*** Source data Section Begins ***

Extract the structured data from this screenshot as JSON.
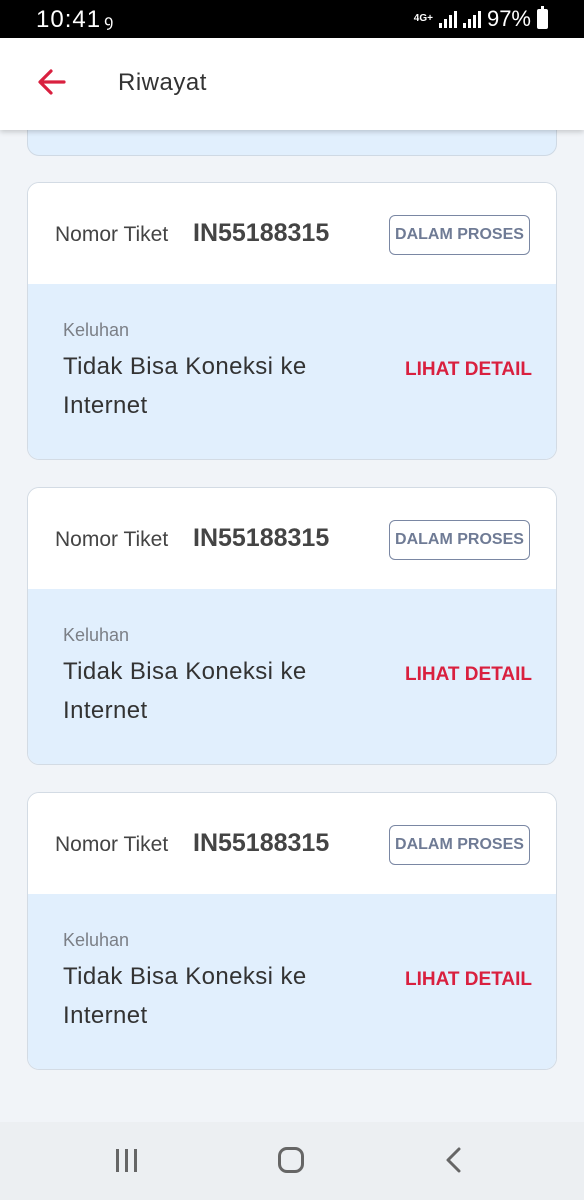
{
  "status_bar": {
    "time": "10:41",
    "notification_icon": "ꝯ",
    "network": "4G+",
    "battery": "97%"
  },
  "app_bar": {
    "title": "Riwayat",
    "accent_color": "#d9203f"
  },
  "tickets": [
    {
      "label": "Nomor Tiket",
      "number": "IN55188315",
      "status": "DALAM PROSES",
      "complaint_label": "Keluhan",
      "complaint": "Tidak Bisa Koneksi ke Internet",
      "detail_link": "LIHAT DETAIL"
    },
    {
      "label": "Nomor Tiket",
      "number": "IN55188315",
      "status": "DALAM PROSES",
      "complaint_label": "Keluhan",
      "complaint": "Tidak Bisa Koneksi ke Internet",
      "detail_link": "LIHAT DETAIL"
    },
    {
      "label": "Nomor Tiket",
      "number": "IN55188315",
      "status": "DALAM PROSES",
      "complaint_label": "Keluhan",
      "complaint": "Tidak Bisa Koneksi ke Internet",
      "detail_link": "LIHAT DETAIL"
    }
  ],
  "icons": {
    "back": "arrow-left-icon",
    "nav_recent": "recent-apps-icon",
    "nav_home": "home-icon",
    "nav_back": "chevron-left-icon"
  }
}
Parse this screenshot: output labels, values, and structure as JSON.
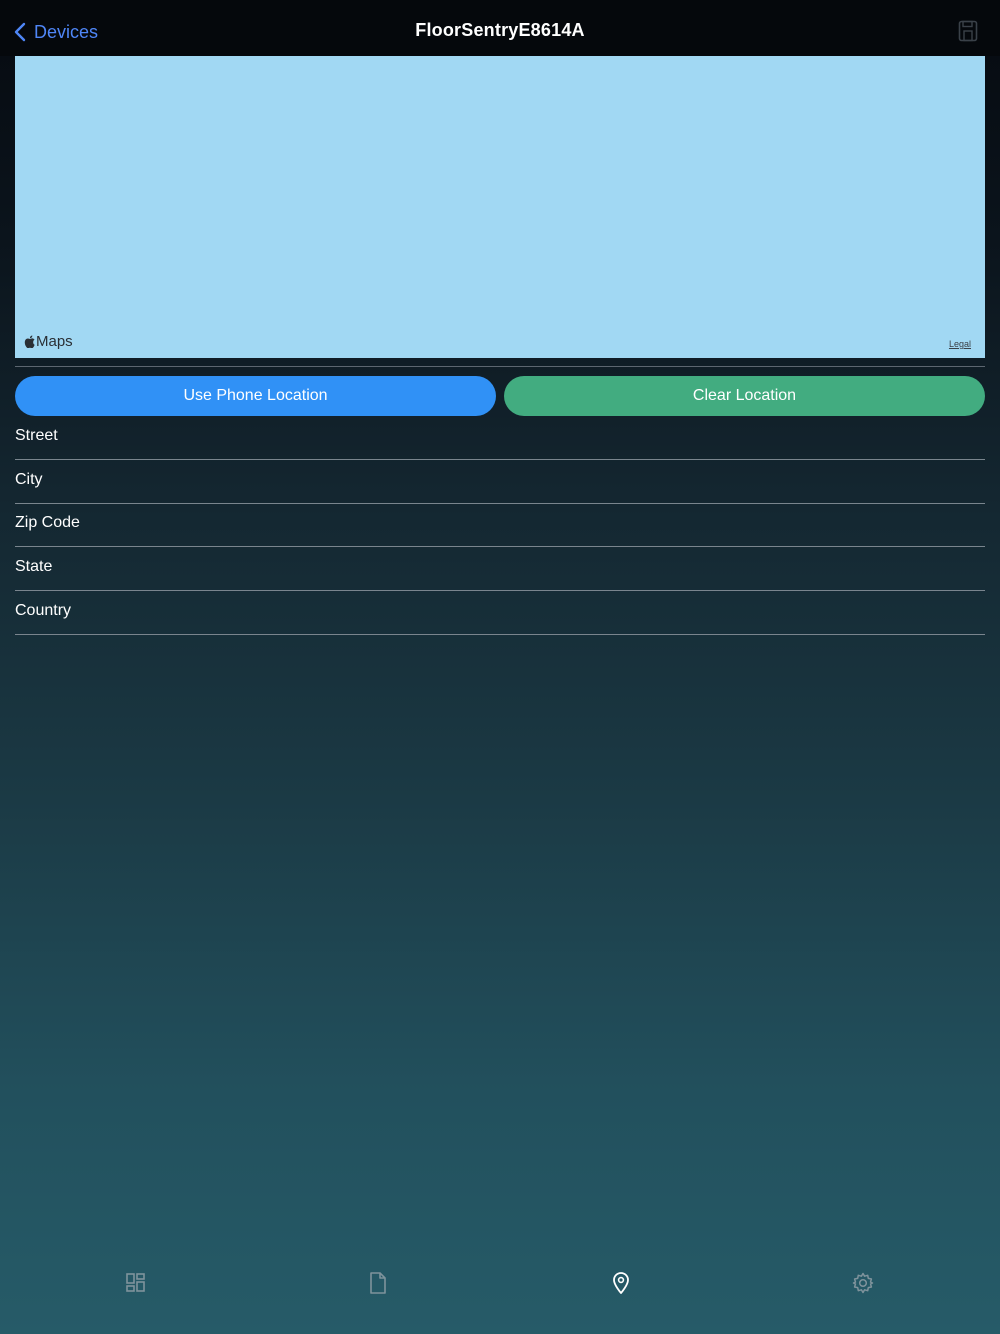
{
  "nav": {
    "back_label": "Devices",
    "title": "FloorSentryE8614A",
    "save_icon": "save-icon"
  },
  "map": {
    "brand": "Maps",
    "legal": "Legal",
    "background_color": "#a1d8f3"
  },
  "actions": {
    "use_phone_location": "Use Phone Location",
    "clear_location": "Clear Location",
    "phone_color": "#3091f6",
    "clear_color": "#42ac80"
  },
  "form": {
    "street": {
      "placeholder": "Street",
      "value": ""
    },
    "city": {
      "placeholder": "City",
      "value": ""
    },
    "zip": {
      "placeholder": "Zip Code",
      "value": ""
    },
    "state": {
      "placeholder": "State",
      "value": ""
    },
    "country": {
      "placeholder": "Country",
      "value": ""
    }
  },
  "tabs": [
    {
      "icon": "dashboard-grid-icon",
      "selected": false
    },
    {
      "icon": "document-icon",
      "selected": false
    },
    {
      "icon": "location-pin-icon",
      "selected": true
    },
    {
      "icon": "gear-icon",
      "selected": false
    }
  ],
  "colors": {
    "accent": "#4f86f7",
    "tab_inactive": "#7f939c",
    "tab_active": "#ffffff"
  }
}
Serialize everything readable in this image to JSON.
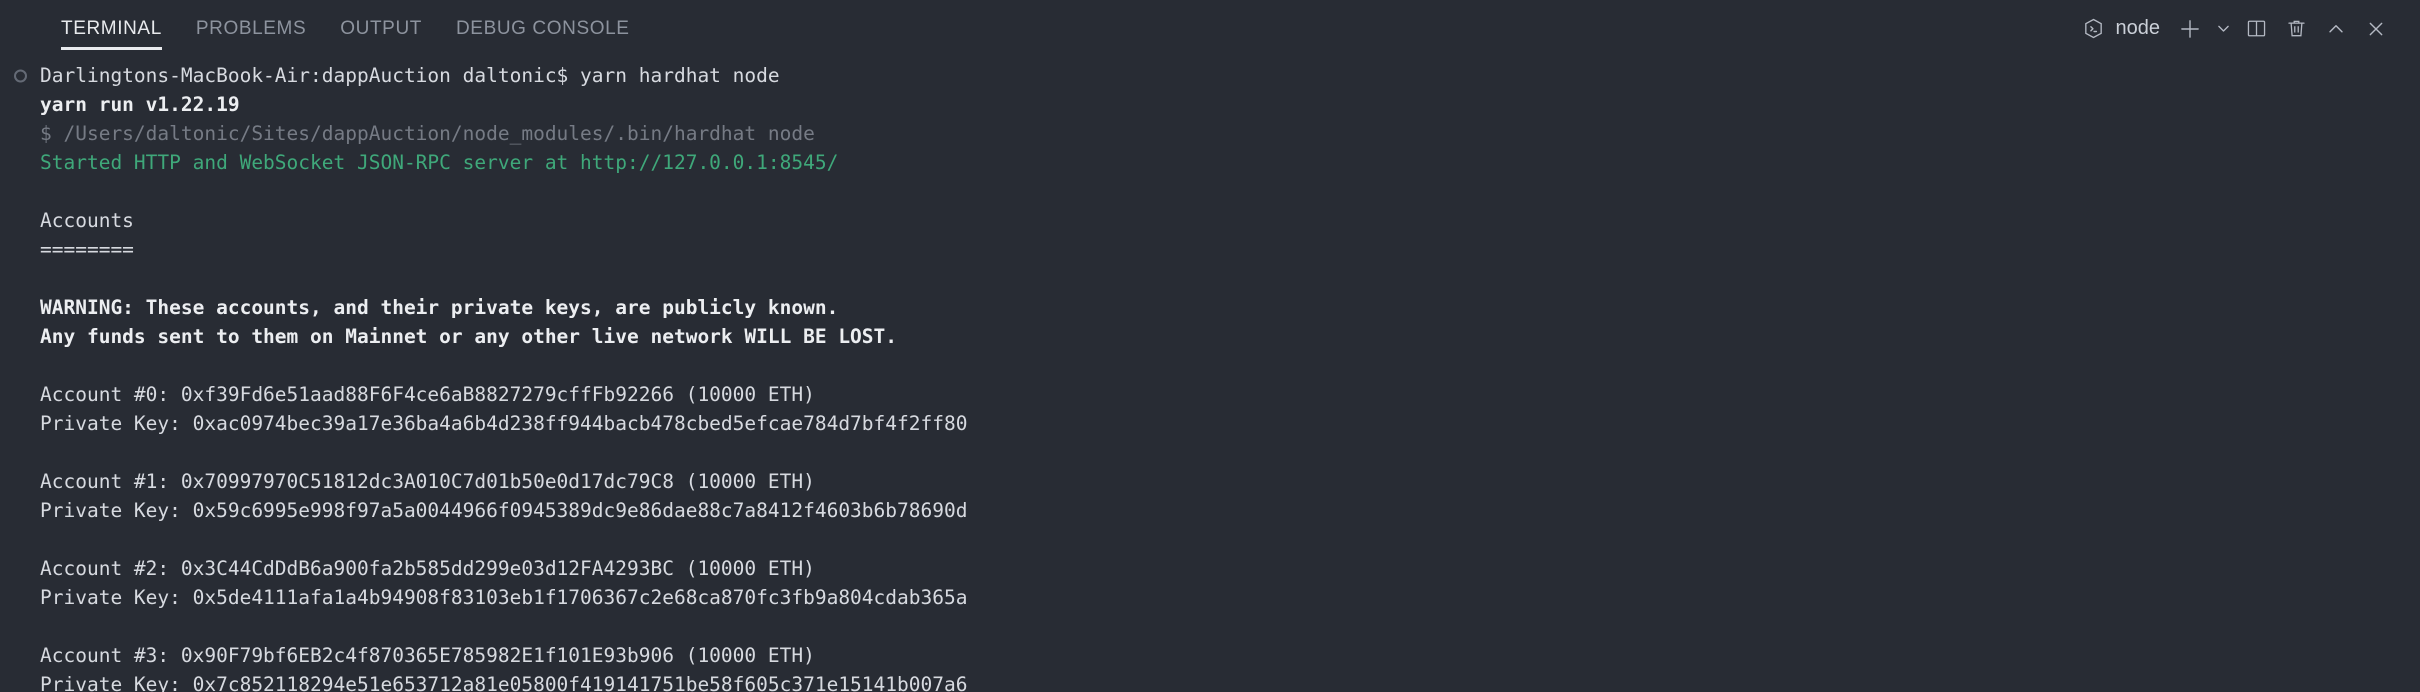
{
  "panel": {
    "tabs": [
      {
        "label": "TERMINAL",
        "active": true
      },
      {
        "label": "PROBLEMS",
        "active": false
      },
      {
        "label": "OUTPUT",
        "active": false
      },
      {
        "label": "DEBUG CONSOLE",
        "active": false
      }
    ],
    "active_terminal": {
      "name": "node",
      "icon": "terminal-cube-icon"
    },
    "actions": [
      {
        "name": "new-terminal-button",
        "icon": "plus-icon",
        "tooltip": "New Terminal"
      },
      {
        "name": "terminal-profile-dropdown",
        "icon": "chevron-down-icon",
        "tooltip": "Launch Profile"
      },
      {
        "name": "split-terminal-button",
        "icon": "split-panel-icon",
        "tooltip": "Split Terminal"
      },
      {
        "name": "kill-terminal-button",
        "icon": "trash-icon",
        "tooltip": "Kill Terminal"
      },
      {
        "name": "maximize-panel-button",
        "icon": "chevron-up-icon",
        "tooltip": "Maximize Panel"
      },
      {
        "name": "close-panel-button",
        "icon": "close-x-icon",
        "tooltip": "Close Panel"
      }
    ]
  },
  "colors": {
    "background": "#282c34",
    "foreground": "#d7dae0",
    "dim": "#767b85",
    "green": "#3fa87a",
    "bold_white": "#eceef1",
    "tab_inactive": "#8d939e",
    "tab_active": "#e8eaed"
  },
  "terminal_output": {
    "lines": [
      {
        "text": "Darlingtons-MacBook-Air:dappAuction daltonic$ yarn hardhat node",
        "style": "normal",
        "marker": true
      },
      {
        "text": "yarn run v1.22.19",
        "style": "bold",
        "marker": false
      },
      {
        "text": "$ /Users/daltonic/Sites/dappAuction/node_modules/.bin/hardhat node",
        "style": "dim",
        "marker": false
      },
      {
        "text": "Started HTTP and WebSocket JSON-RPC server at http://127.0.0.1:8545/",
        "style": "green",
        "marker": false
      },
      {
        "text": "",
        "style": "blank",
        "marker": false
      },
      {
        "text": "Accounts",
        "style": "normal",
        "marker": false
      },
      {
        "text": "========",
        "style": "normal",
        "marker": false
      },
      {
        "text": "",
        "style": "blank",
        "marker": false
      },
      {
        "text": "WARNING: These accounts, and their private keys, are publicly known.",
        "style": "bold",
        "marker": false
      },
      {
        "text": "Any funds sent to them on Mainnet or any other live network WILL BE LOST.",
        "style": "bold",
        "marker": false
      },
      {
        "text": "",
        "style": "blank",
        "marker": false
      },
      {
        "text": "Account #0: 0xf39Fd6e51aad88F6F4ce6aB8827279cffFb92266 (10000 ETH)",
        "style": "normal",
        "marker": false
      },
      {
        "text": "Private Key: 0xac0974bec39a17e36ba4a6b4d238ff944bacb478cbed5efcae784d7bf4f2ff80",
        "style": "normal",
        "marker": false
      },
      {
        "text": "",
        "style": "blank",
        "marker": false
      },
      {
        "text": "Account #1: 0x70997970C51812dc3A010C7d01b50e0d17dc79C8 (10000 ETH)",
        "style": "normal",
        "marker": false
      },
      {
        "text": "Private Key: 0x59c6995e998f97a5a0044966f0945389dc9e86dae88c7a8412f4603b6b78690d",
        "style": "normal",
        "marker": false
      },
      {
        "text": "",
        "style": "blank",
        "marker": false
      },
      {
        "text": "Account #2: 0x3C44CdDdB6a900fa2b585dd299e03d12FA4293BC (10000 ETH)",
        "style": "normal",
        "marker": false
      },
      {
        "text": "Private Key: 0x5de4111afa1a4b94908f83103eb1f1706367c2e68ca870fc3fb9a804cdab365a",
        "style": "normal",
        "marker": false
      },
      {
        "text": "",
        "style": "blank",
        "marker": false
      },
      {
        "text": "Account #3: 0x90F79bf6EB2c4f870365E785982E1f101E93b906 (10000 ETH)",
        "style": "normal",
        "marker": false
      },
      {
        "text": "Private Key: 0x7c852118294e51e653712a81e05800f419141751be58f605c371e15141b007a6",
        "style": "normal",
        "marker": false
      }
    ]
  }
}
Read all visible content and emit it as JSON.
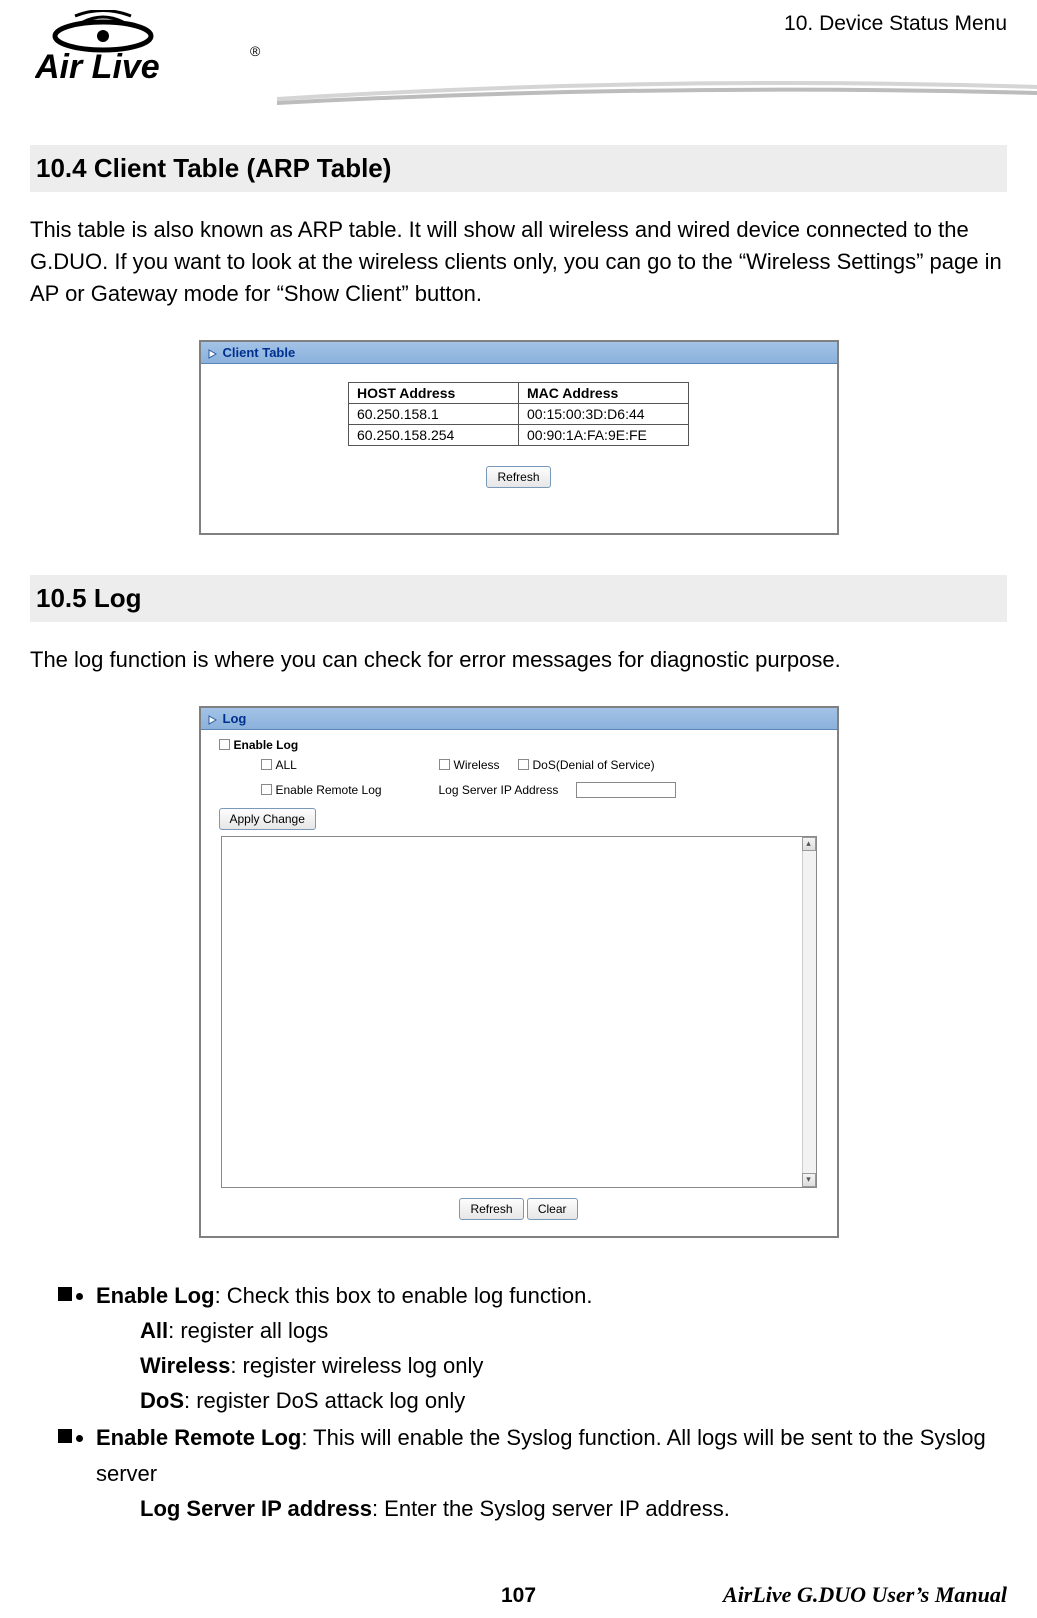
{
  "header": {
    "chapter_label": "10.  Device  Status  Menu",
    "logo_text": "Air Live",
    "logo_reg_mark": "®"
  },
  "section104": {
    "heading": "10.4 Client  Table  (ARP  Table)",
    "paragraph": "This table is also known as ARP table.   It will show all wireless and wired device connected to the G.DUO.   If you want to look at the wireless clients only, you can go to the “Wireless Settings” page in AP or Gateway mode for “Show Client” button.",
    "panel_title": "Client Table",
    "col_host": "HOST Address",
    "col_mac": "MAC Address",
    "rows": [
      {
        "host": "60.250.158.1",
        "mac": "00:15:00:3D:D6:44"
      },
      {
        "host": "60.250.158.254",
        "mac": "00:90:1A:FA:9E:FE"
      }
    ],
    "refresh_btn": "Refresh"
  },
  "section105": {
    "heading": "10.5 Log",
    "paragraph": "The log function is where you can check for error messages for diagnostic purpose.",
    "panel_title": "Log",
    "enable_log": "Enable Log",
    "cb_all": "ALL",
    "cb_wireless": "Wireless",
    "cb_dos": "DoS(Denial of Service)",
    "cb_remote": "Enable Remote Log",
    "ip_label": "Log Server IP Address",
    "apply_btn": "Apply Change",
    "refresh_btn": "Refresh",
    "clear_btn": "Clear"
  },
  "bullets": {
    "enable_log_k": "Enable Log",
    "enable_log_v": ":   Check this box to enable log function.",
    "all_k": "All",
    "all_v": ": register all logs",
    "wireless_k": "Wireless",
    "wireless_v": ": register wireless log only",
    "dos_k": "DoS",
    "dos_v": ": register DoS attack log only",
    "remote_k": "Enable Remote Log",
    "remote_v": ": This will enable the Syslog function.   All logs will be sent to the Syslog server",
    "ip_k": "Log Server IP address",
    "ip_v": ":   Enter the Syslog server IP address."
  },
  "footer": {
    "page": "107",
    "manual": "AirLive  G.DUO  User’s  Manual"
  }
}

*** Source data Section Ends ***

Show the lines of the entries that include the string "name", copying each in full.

      "name": "node",
        "name": "new-terminal-button",
        "name": "terminal-profile-dropdown",
        "name": "split-terminal-button",
        "name": "kill-terminal-button",
        "name": "maximize-panel-button",
        "name": "close-panel-button",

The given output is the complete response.